App and web page records
== Segment start ==

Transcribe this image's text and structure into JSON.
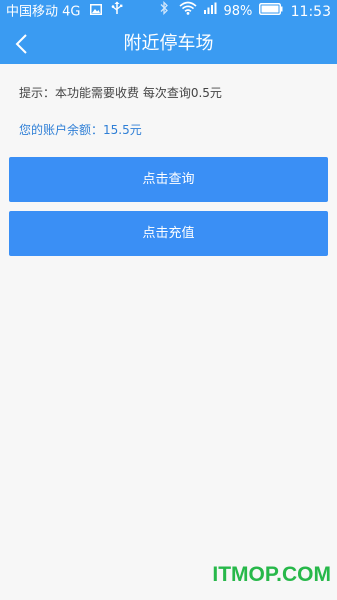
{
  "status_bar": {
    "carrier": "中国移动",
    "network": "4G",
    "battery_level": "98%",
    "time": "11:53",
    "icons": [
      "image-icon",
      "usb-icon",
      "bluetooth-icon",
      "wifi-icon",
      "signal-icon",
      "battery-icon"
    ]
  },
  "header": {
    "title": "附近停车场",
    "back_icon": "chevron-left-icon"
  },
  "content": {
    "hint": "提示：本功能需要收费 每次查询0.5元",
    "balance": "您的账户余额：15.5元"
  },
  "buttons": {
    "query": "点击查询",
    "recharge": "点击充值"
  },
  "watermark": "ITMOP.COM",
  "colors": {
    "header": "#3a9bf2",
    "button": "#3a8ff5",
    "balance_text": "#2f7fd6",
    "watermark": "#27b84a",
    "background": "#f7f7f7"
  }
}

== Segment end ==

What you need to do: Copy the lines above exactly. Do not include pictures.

Response area:
Transcribe this image's text and structure into JSON.
{
  "status_bar": {
    "carrier": "中国移动",
    "network": "4G",
    "battery_level": "98%",
    "time": "11:53",
    "icons": [
      "image-icon",
      "usb-icon",
      "bluetooth-icon",
      "wifi-icon",
      "signal-icon",
      "battery-icon"
    ]
  },
  "header": {
    "title": "附近停车场",
    "back_icon": "chevron-left-icon"
  },
  "content": {
    "hint": "提示：本功能需要收费 每次查询0.5元",
    "balance": "您的账户余额：15.5元"
  },
  "buttons": {
    "query": "点击查询",
    "recharge": "点击充值"
  },
  "watermark": "ITMOP.COM",
  "colors": {
    "header": "#3a9bf2",
    "button": "#3a8ff5",
    "balance_text": "#2f7fd6",
    "watermark": "#27b84a",
    "background": "#f7f7f7"
  }
}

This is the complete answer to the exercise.